Ben Laurie wrote about the Debian SSL problem a couple of weeks ago. That particular post has attracted a huge response which is well worth reading if you care about free open source software and/or privacy/security issues (or even if you don’t). The key point to take from the discussion is that about two years ago the Debian development team “fixed” a perceived problem in openssl and in so doing actually introduced a fairly serious vulnerability. The net result of this change was that anyone using Debian or a related distribution such as Ubuntu to generate a cryptographic key based on the “fixed” opensssl libraries actually left themselves open to compromise. To quote from the Debian advisory “the random number generator in Debian’s openssl package is predictable. This is caused by an incorrect Debian-specific change to the openssl package (CVE-2008-0166). As a result, cryptographic key material may be guessable…….. affected keys include SSH keys, OpenVPN keys, DNSSEC keys, and key material for use in X.509 certificates and session keys used in SSL/TLS connections.”
Fortunately, it seems that GPG keys are not affected (and in any case, my own key was generated some time ago and not on a Debian based system) but this is pretty serious nonetheless and means that a great many people (myself included) have been relying on keys which it turns out are vulnerable to attack. I have now regenerated all the keys I suspect were vulnerable, but that does not leave me feeling very comfortable about past usage.

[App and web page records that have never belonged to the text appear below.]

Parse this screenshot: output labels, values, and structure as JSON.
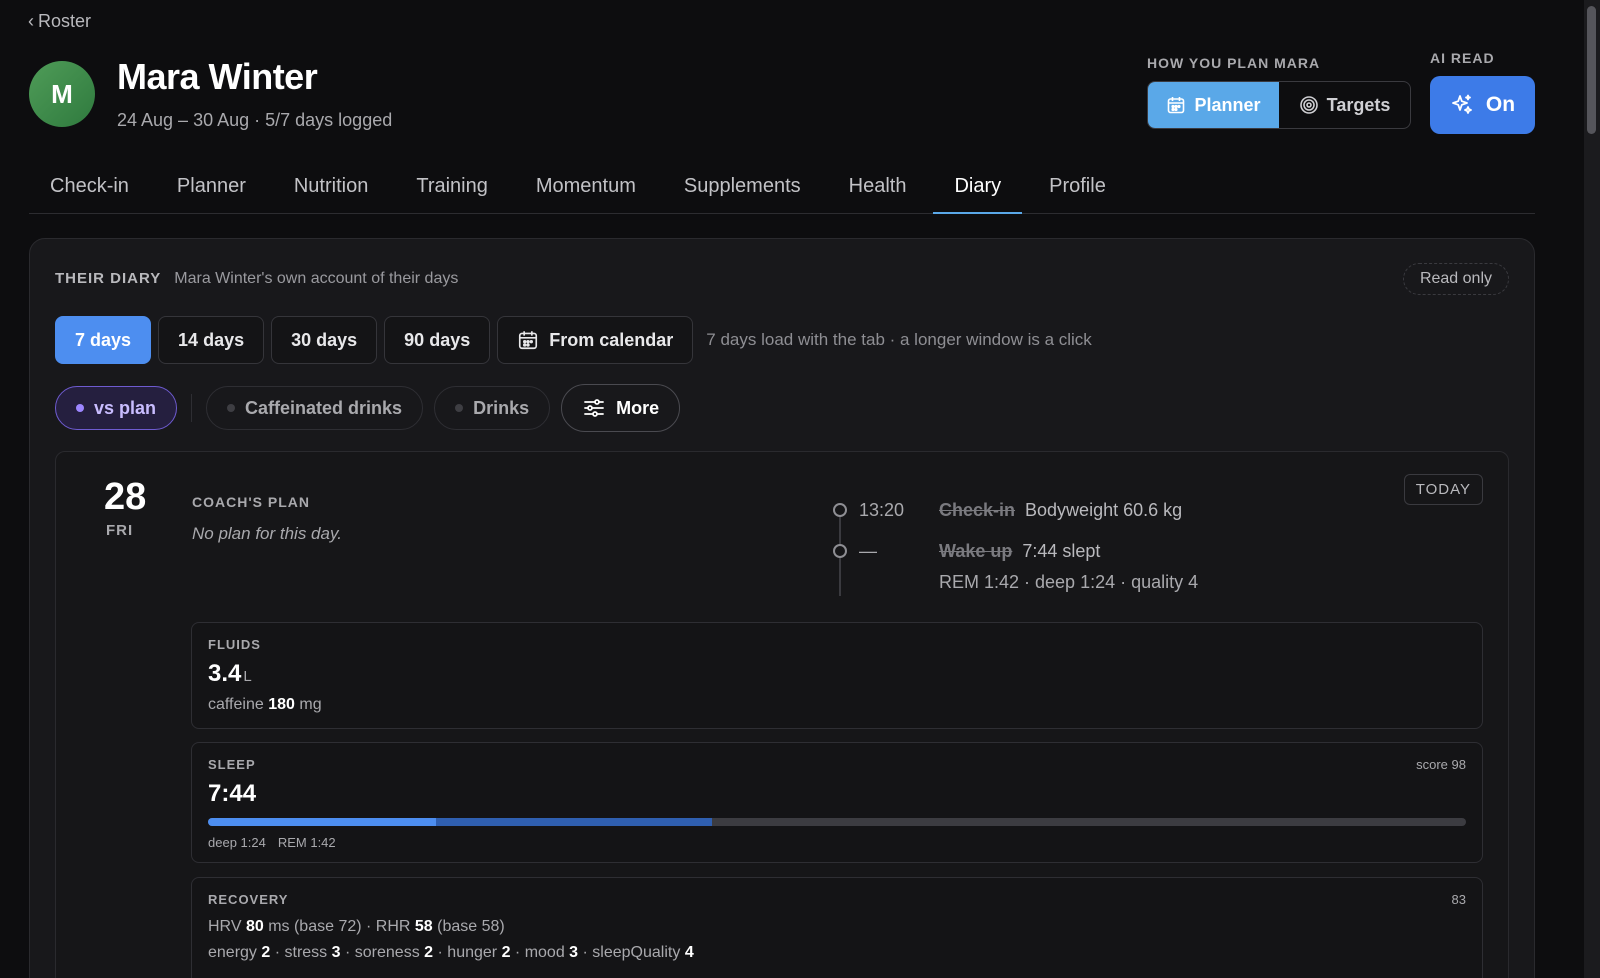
{
  "nav": {
    "back_label": "Roster"
  },
  "client": {
    "initial": "M",
    "avatar_color": "#3f8c4c",
    "name": "Mara Winter",
    "subtitle": "24 Aug – 30 Aug · 5/7 days logged"
  },
  "planning": {
    "label": "HOW YOU PLAN MARA",
    "options": [
      {
        "label": "Planner",
        "icon": "calendar-icon",
        "selected": true
      },
      {
        "label": "Targets",
        "icon": "target-icon",
        "selected": false
      }
    ],
    "active_color": "#5aa8e8"
  },
  "ai_read": {
    "label": "AI READ",
    "state": "On",
    "icon": "sparkle-icon",
    "color": "#3d7be8"
  },
  "tabs": [
    "Check-in",
    "Planner",
    "Nutrition",
    "Training",
    "Momentum",
    "Supplements",
    "Health",
    "Diary",
    "Profile"
  ],
  "active_tab": "Diary",
  "diary": {
    "title": "THEIR DIARY",
    "subtitle": "Mara Winter's own account of their days",
    "read_only": "Read only",
    "ranges": [
      "7 days",
      "14 days",
      "30 days",
      "90 days"
    ],
    "selected_range": "7 days",
    "calendar_label": "From calendar",
    "range_hint": "7 days load with the tab · a longer window is a click",
    "filters": [
      {
        "label": "vs plan",
        "active": true
      },
      {
        "label": "Caffeinated drinks",
        "active": false
      },
      {
        "label": "Drinks",
        "active": false
      }
    ],
    "more_label": "More"
  },
  "day": {
    "number": "28",
    "weekday": "FRI",
    "today_tag": "TODAY",
    "coach_plan_label": "COACH'S PLAN",
    "coach_plan_note": "No plan for this day.",
    "timeline": [
      {
        "time": "13:20",
        "title": "Check-in",
        "detail": "Bodyweight 60.6 kg",
        "sub": ""
      },
      {
        "time": "—",
        "title": "Wake up",
        "detail": "7:44 slept",
        "sub": "REM 1:42 · deep 1:24 · quality 4"
      }
    ],
    "fluids": {
      "label": "FLUIDS",
      "value": "3.4",
      "unit": "L",
      "caffeine_prefix": "caffeine",
      "caffeine_value": "180",
      "caffeine_unit": "mg"
    },
    "sleep": {
      "label": "SLEEP",
      "score": "score 98",
      "value": "7:44",
      "deep": "deep 1:24",
      "rem": "REM 1:42",
      "deep_fraction": 0.181,
      "rem_fraction": 0.22,
      "deep_color": "#4d8ef0",
      "rem_color": "#2f5fb0"
    },
    "recovery": {
      "label": "RECOVERY",
      "score": "83",
      "hrv_label": "HRV",
      "hrv_value": "80",
      "hrv_rest": "ms (base 72) · RHR",
      "rhr_value": "58",
      "rhr_rest": "(base 58)",
      "energy_label": "energy",
      "energy": "2",
      "stress_label": "· stress",
      "stress": "3",
      "soreness_label": "· soreness",
      "soreness": "2",
      "hunger_label": "· hunger",
      "hunger": "2",
      "mood_label": "· mood",
      "mood": "3",
      "sleepq_label": "· sleepQuality",
      "sleepq": "4"
    }
  }
}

I don’t want to denigrate the Debian team in any way, but I can’t help but agree with Ben Laurie’s view that the proper place to fix any perceived flaw in an open source product, particularly one as important as a security critical component, is in the upstream package – not in the distribution.